THE SOUTHWESTERN HISTORICAL QUARTERLY
VOL. XLIV JULY, 1940 No. 1
THE LOST JOURNALS OF A SOUTH-
Tonight I am lucky enough to be able to summon forth in
his own words a man who by the very terms of his character
had much to do with what we in the Southwest have inherited
today. It is safe to say that he was one of the great figures
in the history of the American West. The words are in his
newly discovered diaries, and I think interest is added to this
occasion by the fact that they have never before been quoted
or published anywhere. They have been brought to light and
made available by my distinguished preceptor and colleague,
Maurice Garland Fulton, of Roswell.
Who their author was should mean less to us, at first, than
what he was. Let us meet him simply as a man being himself
every day of his life.
Ninety-nine years ago, on Thursday, the 17th of June, in
1841, he wrote the opening words of a new span of his diary.
They could stand for the epitome of that quiet passion which
nourished his very root.

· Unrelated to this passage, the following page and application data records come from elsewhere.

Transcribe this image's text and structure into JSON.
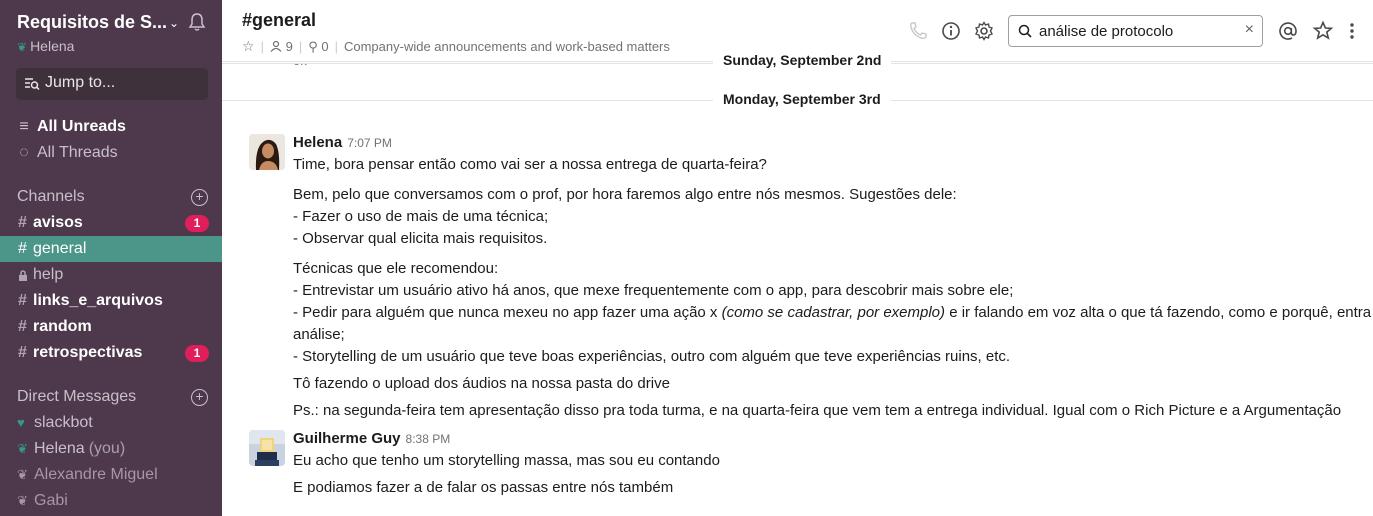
{
  "team": {
    "name": "Requisitos de S...",
    "user": "Helena"
  },
  "jump": {
    "label": "Jump to..."
  },
  "nav": {
    "all_unreads": "All Unreads",
    "all_threads": "All Threads"
  },
  "channels": {
    "title": "Channels",
    "items": [
      {
        "name": "avisos",
        "badge": "1"
      },
      {
        "name": "general"
      },
      {
        "name": "help"
      },
      {
        "name": "links_e_arquivos"
      },
      {
        "name": "random"
      },
      {
        "name": "retrospectivas",
        "badge": "1"
      }
    ]
  },
  "dms": {
    "title": "Direct Messages",
    "items": [
      {
        "name": "slackbot"
      },
      {
        "name": "Helena",
        "suffix": "(you)"
      },
      {
        "name": "Alexandre Miguel"
      },
      {
        "name": "Gabi"
      }
    ]
  },
  "header": {
    "title": "#general",
    "members": "9",
    "pins": "0",
    "topic": "Company-wide announcements and work-based matters"
  },
  "search": {
    "value": "análise de protocolo",
    "clear": "×"
  },
  "partial": {
    "text": "ok"
  },
  "dividers": [
    "Sunday, September 2nd",
    "Monday, September 3rd"
  ],
  "messages": [
    {
      "author": "Helena",
      "time": "7:07 PM",
      "lines": [
        "Time, bora pensar então como vai ser a nossa entrega de quarta-feira?",
        "Bem, pelo que conversamos com o prof, por hora faremos algo entre nós mesmos. Sugestões dele:",
        "- Fazer o uso de mais de uma técnica;",
        "- Observar qual elicita mais requisitos.",
        "Técnicas que ele recomendou:",
        "- Entrevistar um usuário ativo há anos, que mexe frequentemente com o app, para descobrir mais sobre ele;",
        "- Pedir para alguém que nunca mexeu no app fazer uma ação x ",
        "(como se cadastrar, por exemplo)",
        " e ir falando em voz alta o que tá fazendo, como e porquê, entra na",
        "análise;",
        "- Storytelling de um usuário que teve boas experiências, outro com alguém que teve experiências ruins, etc.",
        "Tô fazendo o upload dos áudios na nossa pasta do drive",
        "Ps.: na segunda-feira tem apresentação disso pra toda turma, e na quarta-feira que vem tem a entrega individual. Igual com o Rich Picture e a Argumentação"
      ]
    },
    {
      "author": "Guilherme Guy",
      "time": "8:38 PM",
      "lines": [
        "Eu acho que tenho um storytelling massa, mas sou eu contando",
        "E podiamos fazer a de falar os passas entre nós também"
      ]
    }
  ]
}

Having remained until the present in Jackson
County, Mo., with my parents, I resolved to take a trip
south via Van Buren, Ark., into Texas, for the pur-
pose of looking at the country.-This afternoon I left
It took him a month to reach the frontier of the new republic.
There are only a few entries for that time, the longest of which
carries a sharp criticism of the Hot Springs of Arkansas, whose
'An address delivered at the 44th Annual Meeting of the Texas State
Historical Association, in Austin, April 26, 1940.
Texas State Historical Association. The Southwestern Historical Quarterly, Volume 44, July 1940 - April, 1941. Austin, Texas. The Portal to Texas History. http://texashistory.unt.edu/ark:/67531/metapth146052/. Accessed March 10, 2014.